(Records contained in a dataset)
──────────

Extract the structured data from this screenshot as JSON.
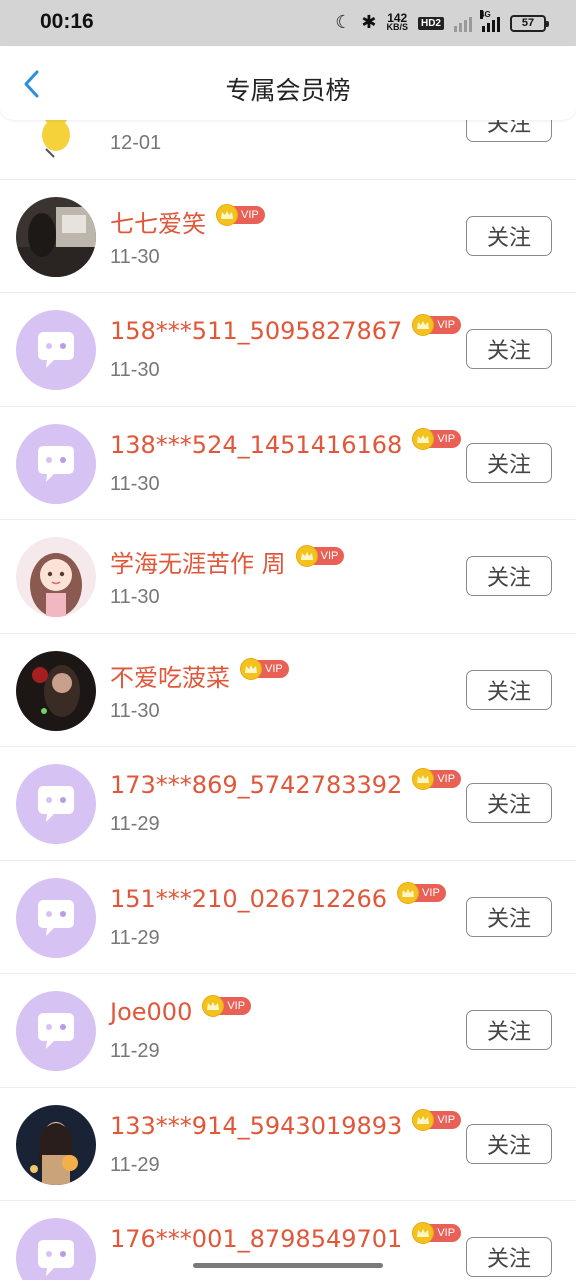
{
  "status_bar": {
    "time": "00:16",
    "net_speed_value": "142",
    "net_speed_unit": "KB/S",
    "hd_label": "HD2",
    "network_label": "4G",
    "battery": "57"
  },
  "header": {
    "title": "专属会员榜"
  },
  "vip_label": "VIP",
  "follow_label": "关注",
  "members": [
    {
      "name": "",
      "date": "12-01",
      "avatar": "chick-avatar"
    },
    {
      "name": "七七爱笑",
      "date": "11-30",
      "avatar": "photo-avatar-room"
    },
    {
      "name": "158***511_5095827867",
      "date": "11-30",
      "avatar": "default-chat-avatar"
    },
    {
      "name": "138***524_1451416168",
      "date": "11-30",
      "avatar": "default-chat-avatar"
    },
    {
      "name": "学海无涯苦作 周",
      "date": "11-30",
      "avatar": "photo-avatar-illustrated-girl"
    },
    {
      "name": "不爱吃菠菜",
      "date": "11-30",
      "avatar": "photo-avatar-rose"
    },
    {
      "name": "173***869_5742783392",
      "date": "11-29",
      "avatar": "default-chat-avatar"
    },
    {
      "name": "151***210_026712266",
      "date": "11-29",
      "avatar": "default-chat-avatar"
    },
    {
      "name": "Joe000",
      "date": "11-29",
      "avatar": "default-chat-avatar"
    },
    {
      "name": "133***914_5943019893",
      "date": "11-29",
      "avatar": "photo-avatar-lantern"
    },
    {
      "name": "176***001_8798549701",
      "date": "",
      "avatar": "default-chat-avatar"
    }
  ],
  "colors": {
    "name": "#e0573a",
    "vip_tag": "#e96156",
    "crown": "#f3c21f",
    "default_avatar_bg": "#d7c2f4",
    "back_arrow": "#2a8fe0"
  }
}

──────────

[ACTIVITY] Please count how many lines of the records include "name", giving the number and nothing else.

[EXERCISE ANSWER] 12